There is just something about tea. When we think of the Queen of England, we often think of her tea. The Japanese tea pouring ceremony is among the most elegant world cultural experiences. And, of course, there is nothing like an imaginary tea party hosted by a child.
When opening the box, one immediately notices the superb craftsmanship of the pieces. Tea Party includes a real cloth tablecloth and glossy punch-out cardboard pieces perfectly sized for little hands, not too big to be cumbersome and not so small they could become lost. The art by illustrator Lizzy Rockwell is exquisite, just a shade below realism to add to the imagination in play. Each of the four sheets contains a unique set of food items and its own pattern on the dishes so players can match them.
In Tea Party, the tablecloth is spread, and the punch-outs are placed in the box as a “tea tray.” Players take turns spinning the teapot spinner, hoping to collect a piece from each category: a napkin and utensils, the cream and sugar, sandwiches, fruit, dessert, and a teacup. Before they can collect any of the food items, though, they must spin to win a plate, otherwise where would it all go? The first player to have spun his or her way into all seven categories wins. Players should watch out for the “bees” square, however, which causes a player to forfeit an already collected item.
The versatile foods in the sandwich, fruit, and dessert categories are mouthwatering and allow each player to pick his or her favorite. Sandwiches come in the form of heart-shaped PB&J, a delectable salmon bagel, and fancy cuts. The fruits are strawberries, cherries, grapes, and classy peach slices. Sweetest of all, desserts offer minicakes, slices of cake and pie, or a whole cinnamon roll.
As players spin, it is a good time to practice manners.

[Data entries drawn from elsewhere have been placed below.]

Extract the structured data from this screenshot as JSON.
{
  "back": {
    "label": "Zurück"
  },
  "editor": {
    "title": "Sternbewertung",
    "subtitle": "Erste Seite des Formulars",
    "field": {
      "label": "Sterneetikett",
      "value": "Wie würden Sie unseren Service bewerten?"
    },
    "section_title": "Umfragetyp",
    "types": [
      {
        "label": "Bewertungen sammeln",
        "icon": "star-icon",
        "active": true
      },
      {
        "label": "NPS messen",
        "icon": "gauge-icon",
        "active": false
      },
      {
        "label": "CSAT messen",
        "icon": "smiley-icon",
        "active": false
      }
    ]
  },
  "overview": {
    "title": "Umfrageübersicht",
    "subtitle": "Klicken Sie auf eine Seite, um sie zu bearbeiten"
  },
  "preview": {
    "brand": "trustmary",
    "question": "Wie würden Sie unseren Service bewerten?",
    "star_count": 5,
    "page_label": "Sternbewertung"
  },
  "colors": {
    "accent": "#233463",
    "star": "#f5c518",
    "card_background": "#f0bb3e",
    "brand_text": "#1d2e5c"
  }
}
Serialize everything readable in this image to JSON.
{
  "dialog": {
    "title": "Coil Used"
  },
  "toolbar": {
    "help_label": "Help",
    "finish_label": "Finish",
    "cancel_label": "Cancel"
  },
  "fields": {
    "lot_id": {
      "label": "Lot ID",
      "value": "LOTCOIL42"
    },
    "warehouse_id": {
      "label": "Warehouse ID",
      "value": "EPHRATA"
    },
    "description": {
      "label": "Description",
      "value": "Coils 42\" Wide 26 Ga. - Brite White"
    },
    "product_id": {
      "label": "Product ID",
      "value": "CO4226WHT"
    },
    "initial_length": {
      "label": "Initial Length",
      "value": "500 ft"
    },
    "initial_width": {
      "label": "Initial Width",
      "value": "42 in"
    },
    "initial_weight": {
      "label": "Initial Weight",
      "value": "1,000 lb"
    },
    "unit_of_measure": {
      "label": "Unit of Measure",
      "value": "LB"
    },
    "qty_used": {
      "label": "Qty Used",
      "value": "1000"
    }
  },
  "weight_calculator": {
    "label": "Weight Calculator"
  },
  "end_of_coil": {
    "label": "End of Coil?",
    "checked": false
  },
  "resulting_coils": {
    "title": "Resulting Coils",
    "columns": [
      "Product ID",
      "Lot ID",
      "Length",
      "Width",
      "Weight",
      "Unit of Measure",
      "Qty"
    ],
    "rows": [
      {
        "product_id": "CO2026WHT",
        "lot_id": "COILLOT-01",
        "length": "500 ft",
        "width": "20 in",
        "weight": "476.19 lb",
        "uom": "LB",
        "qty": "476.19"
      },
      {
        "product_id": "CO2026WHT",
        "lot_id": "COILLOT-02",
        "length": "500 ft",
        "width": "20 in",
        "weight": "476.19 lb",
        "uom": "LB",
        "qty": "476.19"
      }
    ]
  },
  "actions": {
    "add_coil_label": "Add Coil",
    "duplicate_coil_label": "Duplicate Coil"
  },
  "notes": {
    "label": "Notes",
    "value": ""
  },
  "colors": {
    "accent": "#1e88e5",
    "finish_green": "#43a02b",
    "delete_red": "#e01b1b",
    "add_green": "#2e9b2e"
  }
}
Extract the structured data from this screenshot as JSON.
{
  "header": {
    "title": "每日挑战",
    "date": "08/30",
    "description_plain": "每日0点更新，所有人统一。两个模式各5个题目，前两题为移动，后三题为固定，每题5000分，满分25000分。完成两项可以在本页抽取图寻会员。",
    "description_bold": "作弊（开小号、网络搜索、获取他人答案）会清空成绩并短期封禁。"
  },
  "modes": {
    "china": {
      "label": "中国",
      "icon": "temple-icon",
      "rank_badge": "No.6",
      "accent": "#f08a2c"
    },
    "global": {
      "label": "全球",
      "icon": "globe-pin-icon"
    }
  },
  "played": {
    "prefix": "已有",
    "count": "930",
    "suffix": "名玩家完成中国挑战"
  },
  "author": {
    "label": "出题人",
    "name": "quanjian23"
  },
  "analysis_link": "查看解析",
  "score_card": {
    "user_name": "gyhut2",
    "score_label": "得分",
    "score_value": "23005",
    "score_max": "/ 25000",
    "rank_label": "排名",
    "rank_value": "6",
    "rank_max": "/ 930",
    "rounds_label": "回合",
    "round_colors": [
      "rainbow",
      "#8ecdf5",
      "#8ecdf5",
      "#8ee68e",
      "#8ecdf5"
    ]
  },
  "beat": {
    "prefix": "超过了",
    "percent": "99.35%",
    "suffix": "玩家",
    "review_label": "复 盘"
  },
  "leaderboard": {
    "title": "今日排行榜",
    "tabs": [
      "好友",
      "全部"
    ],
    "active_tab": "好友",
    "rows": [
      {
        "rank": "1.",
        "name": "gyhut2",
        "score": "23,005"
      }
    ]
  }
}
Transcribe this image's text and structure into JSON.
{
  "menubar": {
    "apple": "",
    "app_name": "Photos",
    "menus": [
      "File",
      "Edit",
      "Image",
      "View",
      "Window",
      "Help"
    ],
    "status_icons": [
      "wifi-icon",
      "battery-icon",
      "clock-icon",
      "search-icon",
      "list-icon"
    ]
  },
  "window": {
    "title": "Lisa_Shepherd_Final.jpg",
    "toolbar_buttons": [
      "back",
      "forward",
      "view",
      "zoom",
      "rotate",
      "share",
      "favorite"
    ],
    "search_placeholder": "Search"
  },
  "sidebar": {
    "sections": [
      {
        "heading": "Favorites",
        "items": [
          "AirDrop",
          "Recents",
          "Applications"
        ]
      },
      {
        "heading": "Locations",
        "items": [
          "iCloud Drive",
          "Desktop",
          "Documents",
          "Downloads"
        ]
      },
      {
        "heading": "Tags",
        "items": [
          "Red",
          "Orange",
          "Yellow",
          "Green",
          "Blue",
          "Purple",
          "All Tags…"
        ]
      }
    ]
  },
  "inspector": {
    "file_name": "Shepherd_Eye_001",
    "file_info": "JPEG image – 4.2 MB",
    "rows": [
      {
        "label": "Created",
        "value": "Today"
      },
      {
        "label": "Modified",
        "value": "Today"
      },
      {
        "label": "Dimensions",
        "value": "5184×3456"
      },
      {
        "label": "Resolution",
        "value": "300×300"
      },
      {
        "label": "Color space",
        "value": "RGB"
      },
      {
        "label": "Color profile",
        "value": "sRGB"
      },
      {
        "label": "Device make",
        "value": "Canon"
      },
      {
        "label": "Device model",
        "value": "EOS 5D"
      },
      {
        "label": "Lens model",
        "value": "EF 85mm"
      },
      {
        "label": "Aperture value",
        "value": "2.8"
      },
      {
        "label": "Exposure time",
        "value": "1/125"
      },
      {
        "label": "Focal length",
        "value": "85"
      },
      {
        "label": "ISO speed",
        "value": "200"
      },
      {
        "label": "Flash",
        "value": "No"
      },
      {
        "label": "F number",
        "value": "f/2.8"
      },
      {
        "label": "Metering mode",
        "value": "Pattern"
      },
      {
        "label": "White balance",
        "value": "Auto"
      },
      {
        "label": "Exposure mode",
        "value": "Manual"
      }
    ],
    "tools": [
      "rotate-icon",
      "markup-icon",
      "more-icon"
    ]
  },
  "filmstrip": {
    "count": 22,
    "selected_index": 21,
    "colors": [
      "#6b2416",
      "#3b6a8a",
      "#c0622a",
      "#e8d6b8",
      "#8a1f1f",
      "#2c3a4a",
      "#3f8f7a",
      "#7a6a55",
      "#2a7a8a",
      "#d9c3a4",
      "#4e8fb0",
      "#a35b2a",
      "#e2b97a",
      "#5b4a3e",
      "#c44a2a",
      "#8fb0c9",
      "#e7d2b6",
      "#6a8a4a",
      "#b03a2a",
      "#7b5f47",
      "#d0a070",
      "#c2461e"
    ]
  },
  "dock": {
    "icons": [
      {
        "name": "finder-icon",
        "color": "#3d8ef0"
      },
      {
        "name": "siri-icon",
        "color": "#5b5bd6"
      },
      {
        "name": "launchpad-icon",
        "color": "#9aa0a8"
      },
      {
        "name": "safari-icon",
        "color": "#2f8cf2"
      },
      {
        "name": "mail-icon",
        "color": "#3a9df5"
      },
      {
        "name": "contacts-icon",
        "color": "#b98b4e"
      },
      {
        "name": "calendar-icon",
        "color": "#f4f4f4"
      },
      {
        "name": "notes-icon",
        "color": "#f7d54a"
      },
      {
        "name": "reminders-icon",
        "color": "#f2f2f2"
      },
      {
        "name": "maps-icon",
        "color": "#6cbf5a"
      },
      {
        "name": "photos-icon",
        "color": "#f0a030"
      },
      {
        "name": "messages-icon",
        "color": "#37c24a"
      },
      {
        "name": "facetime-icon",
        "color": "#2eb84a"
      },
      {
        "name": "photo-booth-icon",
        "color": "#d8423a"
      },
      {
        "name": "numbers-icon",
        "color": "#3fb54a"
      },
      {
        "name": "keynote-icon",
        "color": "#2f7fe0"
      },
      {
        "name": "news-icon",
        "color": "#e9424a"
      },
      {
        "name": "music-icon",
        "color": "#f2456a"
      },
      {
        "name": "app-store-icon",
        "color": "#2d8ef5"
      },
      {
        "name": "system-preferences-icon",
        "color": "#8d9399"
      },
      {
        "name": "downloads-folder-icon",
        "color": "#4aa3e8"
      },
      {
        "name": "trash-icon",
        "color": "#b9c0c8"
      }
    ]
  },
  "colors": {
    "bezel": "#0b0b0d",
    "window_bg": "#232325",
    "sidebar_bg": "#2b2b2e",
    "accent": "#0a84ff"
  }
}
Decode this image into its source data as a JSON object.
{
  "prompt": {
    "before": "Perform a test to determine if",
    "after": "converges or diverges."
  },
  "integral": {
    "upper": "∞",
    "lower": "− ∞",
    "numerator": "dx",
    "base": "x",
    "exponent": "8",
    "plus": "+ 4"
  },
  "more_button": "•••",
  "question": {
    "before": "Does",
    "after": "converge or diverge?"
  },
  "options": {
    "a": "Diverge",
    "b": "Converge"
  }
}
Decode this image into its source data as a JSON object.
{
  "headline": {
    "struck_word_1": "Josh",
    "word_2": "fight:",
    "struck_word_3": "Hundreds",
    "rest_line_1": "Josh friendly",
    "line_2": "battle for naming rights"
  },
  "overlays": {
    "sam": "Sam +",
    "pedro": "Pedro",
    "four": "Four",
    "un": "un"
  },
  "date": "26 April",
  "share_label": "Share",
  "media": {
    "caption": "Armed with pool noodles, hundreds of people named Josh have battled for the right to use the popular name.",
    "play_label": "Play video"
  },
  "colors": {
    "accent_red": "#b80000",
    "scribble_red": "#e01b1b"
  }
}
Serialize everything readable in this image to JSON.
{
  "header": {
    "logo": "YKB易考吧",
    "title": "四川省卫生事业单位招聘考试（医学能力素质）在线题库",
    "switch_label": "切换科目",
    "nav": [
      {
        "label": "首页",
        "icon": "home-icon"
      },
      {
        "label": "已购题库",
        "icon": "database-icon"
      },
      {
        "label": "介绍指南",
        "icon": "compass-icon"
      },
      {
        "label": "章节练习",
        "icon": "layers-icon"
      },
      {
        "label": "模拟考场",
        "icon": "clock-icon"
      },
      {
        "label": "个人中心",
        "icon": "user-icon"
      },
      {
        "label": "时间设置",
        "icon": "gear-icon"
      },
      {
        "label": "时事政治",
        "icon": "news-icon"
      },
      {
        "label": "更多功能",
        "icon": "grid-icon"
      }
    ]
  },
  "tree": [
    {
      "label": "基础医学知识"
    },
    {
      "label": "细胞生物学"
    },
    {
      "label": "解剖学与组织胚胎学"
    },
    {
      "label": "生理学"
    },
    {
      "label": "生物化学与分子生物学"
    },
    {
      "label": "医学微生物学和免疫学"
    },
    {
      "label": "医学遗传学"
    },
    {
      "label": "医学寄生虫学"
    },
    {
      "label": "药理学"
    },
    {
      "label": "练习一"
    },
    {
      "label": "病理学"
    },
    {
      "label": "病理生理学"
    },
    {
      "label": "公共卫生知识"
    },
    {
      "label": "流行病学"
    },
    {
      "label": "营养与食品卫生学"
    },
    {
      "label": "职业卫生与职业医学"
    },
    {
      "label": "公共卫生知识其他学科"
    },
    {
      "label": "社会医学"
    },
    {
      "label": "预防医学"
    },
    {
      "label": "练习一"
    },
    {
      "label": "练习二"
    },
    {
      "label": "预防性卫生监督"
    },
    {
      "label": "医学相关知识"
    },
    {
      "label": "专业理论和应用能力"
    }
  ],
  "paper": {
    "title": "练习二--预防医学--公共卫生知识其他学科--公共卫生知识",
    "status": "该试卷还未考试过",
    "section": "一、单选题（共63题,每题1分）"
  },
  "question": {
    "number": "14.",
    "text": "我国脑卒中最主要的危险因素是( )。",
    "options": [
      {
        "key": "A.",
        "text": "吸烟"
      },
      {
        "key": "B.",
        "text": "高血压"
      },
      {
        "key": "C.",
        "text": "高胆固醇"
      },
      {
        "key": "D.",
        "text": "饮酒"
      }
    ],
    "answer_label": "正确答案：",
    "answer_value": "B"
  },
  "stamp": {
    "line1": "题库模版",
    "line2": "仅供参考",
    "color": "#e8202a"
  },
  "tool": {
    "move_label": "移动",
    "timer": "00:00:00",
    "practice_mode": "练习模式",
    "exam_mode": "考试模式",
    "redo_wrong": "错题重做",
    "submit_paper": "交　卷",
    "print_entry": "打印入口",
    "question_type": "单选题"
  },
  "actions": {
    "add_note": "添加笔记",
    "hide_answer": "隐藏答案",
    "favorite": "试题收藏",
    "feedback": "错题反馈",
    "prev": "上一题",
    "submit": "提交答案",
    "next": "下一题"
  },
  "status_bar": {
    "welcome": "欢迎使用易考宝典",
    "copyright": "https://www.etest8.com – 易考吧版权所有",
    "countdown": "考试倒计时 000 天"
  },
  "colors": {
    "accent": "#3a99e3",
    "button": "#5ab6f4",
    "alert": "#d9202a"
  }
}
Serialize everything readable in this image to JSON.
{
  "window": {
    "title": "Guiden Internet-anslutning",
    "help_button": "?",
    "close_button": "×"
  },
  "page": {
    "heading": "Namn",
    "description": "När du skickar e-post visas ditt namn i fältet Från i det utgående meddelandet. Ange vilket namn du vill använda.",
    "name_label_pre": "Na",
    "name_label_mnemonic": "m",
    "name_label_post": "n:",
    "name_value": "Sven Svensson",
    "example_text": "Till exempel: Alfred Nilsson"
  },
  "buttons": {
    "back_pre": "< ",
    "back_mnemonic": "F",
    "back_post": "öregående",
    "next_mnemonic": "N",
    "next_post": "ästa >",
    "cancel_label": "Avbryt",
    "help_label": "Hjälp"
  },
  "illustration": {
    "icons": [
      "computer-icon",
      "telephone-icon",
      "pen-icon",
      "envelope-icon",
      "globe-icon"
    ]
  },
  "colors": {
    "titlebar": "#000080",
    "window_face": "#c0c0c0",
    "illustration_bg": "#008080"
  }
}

Someone might have an eye out for the chocolate cake, but a proper tea party guest does not complain if another player gets to it first, instead he or she enjoys something else.
The Tea Party Game is a spinning game for two to four players aged five and up. Younger players may not quite have the patience for spinning just yet, but they will enjoy playing with the pieces, which are just as fun as toys by themselves. The spinning system is easy to learn, and the rules have extensions to keep the game from becoming monotonous, such as using the alphabet to think up what dish they’ve spun. Players could use alliteration by having “Cucumber, Cream Cheese, and watercress sandwiches, Cherries, Chocolate mousse, and Chamomile tea” or have the letters be sequential like “Lime squares, Melon balls, New potatoes, and Orange spice tea.” Home-made rules are encouraged as well. After all, it’s your tea party!